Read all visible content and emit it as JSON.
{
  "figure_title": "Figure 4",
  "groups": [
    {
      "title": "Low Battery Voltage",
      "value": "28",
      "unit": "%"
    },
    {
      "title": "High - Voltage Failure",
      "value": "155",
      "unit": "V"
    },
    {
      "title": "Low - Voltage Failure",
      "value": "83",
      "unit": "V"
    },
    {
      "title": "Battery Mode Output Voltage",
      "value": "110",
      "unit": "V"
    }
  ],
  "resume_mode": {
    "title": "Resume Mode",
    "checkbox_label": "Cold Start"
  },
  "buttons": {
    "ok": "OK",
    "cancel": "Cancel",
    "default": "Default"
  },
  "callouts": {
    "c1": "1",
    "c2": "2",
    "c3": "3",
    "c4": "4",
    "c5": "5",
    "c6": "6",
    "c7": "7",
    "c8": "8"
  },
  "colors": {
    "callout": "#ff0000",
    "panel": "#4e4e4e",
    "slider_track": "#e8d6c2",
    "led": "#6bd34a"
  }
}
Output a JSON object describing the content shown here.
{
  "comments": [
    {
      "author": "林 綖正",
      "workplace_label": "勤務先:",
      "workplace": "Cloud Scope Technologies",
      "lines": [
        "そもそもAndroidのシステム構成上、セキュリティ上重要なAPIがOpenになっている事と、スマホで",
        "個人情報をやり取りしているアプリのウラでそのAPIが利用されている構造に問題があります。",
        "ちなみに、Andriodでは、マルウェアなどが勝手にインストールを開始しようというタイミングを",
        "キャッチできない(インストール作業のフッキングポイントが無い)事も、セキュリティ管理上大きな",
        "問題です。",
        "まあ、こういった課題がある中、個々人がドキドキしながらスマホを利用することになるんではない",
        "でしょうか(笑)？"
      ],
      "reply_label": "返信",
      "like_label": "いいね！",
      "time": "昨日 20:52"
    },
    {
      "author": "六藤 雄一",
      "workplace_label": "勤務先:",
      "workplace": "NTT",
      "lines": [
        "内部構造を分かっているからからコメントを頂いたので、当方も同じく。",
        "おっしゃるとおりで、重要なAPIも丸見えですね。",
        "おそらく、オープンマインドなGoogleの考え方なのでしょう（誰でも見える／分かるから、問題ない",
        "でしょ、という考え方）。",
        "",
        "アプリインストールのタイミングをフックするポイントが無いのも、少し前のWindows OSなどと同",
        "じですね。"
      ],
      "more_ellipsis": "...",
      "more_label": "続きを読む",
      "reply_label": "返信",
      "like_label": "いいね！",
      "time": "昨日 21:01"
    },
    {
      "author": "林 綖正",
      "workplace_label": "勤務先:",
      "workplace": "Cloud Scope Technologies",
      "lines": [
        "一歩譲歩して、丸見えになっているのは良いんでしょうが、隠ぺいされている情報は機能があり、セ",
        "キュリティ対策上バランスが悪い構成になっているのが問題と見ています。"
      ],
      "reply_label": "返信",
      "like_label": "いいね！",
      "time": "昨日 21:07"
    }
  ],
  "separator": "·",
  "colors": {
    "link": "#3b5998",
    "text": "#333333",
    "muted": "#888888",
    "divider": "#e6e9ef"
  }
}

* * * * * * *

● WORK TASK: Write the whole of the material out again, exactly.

● WRITTEN ANSWER:
Read all visible content and emit it as JSON.
{
  "figure_title": "Figure 4",
  "groups": [
    {
      "title": "Low Battery Voltage",
      "value": "28",
      "unit": "%"
    },
    {
      "title": "High - Voltage Failure",
      "value": "155",
      "unit": "V"
    },
    {
      "title": "Low - Voltage Failure",
      "value": "83",
      "unit": "V"
    },
    {
      "title": "Battery Mode Output Voltage",
      "value": "110",
      "unit": "V"
    }
  ],
  "resume_mode": {
    "title": "Resume Mode",
    "checkbox_label": "Cold Start"
  },
  "buttons": {
    "ok": "OK",
    "cancel": "Cancel",
    "default": "Default"
  },
  "callouts": {
    "c1": "1",
    "c2": "2",
    "c3": "3",
    "c4": "4",
    "c5": "5",
    "c6": "6",
    "c7": "7",
    "c8": "8"
  },
  "colors": {
    "callout": "#ff0000",
    "panel": "#4e4e4e",
    "slider_track": "#e8d6c2",
    "led": "#6bd34a"
  }
}
Output a JSON object describing the content shown here.
{
  "comments": [
    {
      "author": "林 綖正",
      "workplace_label": "勤務先:",
      "workplace": "Cloud Scope Technologies",
      "lines": [
        "そもそもAndroidのシステム構成上、セキュリティ上重要なAPIがOpenになっている事と、スマホで",
        "個人情報をやり取りしているアプリのウラでそのAPIが利用されている構造に問題があります。",
        "ちなみに、Andriodでは、マルウェアなどが勝手にインストールを開始しようというタイミングを",
        "キャッチできない(インストール作業のフッキングポイントが無い)事も、セキュリティ管理上大きな",
        "問題です。",
        "まあ、こういった課題がある中、個々人がドキドキしながらスマホを利用することになるんではない",
        "でしょうか(笑)？"
      ],
      "reply_label": "返信",
      "like_label": "いいね！",
      "time": "昨日 20:52"
    },
    {
      "author": "六藤 雄一",
      "workplace_label": "勤務先:",
      "workplace": "NTT",
      "lines": [
        "内部構造を分かっているからからコメントを頂いたので、当方も同じく。",
        "おっしゃるとおりで、重要なAPIも丸見えですね。",
        "おそらく、オープンマインドなGoogleの考え方なのでしょう（誰でも見える／分かるから、問題ない",
        "でしょ、という考え方）。",
        "",
        "アプリインストールのタイミングをフックするポイントが無いのも、少し前のWindows OSなどと同",
        "じですね。"
      ],
      "more_ellipsis": "...",
      "more_label": "続きを読む",
      "reply_label": "返信",
      "like_label": "いいね！",
      "time": "昨日 21:01"
    },
    {
      "author": "林 綖正",
      "workplace_label": "勤務先:",
      "workplace": "Cloud Scope Technologies",
      "lines": [
        "一歩譲歩して、丸見えになっているのは良いんでしょうが、隠ぺいされている情報は機能があり、セ",
        "キュリティ対策上バランスが悪い構成になっているのが問題と見ています。"
      ],
      "reply_label": "返信",
      "like_label": "いいね！",
      "time": "昨日 21:07"
    }
  ],
  "separator": "·",
  "colors": {
    "link": "#3b5998",
    "text": "#333333",
    "muted": "#888888",
    "divider": "#e6e9ef"
  }
}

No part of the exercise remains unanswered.